Solar Energy Bill Causes Controversy

Posted: Updated:

 State lawmakers are battling over a bill in the assembly that has to do with solar energy. If you have solar panels on your house and those make more create more energy than you use, you can sell it back to NV Energy.

Right now there is a limit on the number of customers that are able to do that.

Senate Bill 374, would end the cap when it is reached, but some solar companies say changes need to be made before it passes. Current law lets solar customers essentially zero-out their electricity bills by selling their excess energy to NV Energy.

When net metering was established, so was a cap on the number of customers eligible of three percent. Lawmakers say that solar businesses relied on this to get the industry off the ground. 

Senator Patricia Farley said, "It helps to convert people interested in the solar industry into customers and at the same time I think the other side is the rate payers for this. At some point the business has to stand on it's own.”

If the law passed, it would give state regulators the power to decide on a tariff to charge solar customers once the three percent cap is reached. Right now, experts say less than one percent of Nevadans have invested in solar, but that number is increasing everyday. 

"We had to do it to get the industry started and now it was never meant be ongoing forever. It was mean to get it going. And now we have. Now they're doing very well and they have to change their business model,” said Farley. 

But those opposed to this bill, like Sunrun said it could negatively impact the solar industry. 

"It would lead to huge uncertainty that would lead to layoffs of thousands of workers who found good paying work in the solar industry," said Bryan Miller with Sunrun.

And he says if new rules for a tariff on customers were to be in place...it wouldn't be until the fall.

"Well the cap is going to be hit sometime this summer. So we're asking for something very simple, just status quo. Continue status quo until the new rules come into effect,” said Miller. 

We tried reaching out to NV Energy, but they did not want to comment on this legislation at this time.  

Now the amendments of the bill will be reviewed and both sides hope to come to an agreement in the next two weeks of the session. 

Interested in learning more about solar power? Head to: http://solar.sunrun
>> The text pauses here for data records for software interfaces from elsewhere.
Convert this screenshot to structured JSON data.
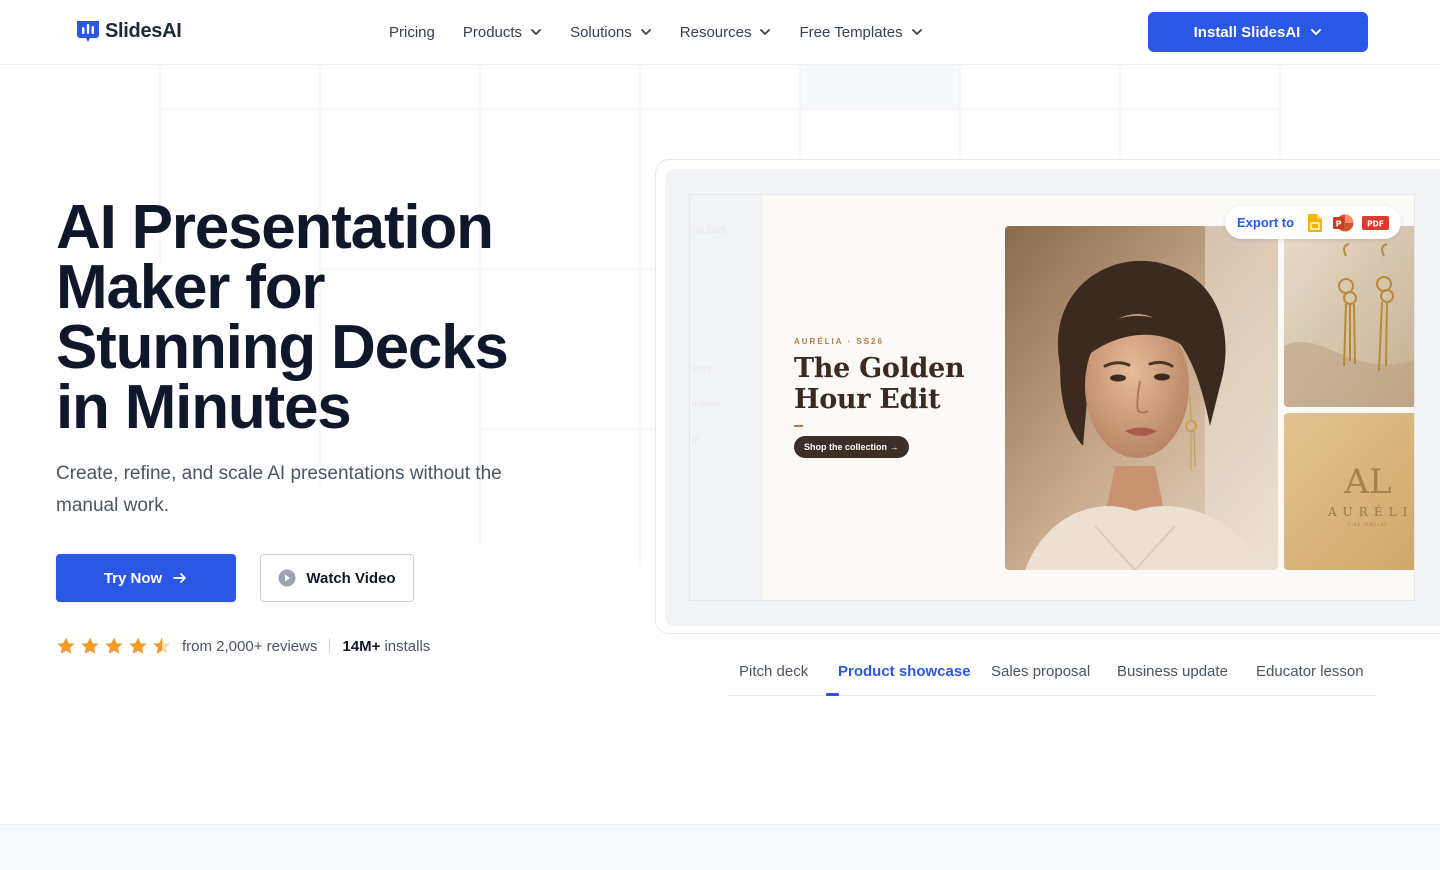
{
  "header": {
    "brand": "SlidesAI",
    "nav": [
      {
        "label": "Pricing",
        "has_dropdown": false
      },
      {
        "label": "Products",
        "has_dropdown": true
      },
      {
        "label": "Solutions",
        "has_dropdown": true
      },
      {
        "label": "Resources",
        "has_dropdown": true
      },
      {
        "label": "Free Templates",
        "has_dropdown": true
      }
    ],
    "install_label": "Install SlidesAI"
  },
  "hero": {
    "title_lines": [
      "AI Presentation",
      "Maker for",
      "Stunning Decks",
      "in Minutes"
    ],
    "subtitle": "Create, refine, and scale AI presentations without the manual work.",
    "try_label": "Try Now",
    "watch_label": "Watch Video",
    "rating_stars": 4.5,
    "reviews_text": "from 2,000+ reviews",
    "installs_num": "14M+",
    "installs_label": "installs"
  },
  "preview": {
    "export_label": "Export to",
    "export_formats": [
      "Google Slides",
      "PowerPoint",
      "PDF"
    ],
    "pdf_badge": "PDF",
    "ppt_badge": "P",
    "slide": {
      "brand_line": "AURÉLIA · SS26",
      "title": "The Golden Hour Edit",
      "cta": "Shop the collection →",
      "logo_monogram": "AL",
      "logo_word": "AURÉLIA",
      "logo_tag": "FINE JEWELRY"
    }
  },
  "tabs": {
    "items": [
      "Pitch deck",
      "Product showcase",
      "Sales proposal",
      "Business update",
      "Educator lesson"
    ],
    "active": "Product showcase"
  },
  "colors": {
    "accent": "#2b57e5",
    "heading": "#0f172a",
    "star": "#f29b2c",
    "slide_brown": "#3b2a22"
  }
}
Powered by Frankly
All content © Copyright 2000 - 2017 Sarkes Tarzian, Inc. All Rights Reserved. For more information on this site, please read our Privacy Policy, and Terms of Service, and Ad Choices.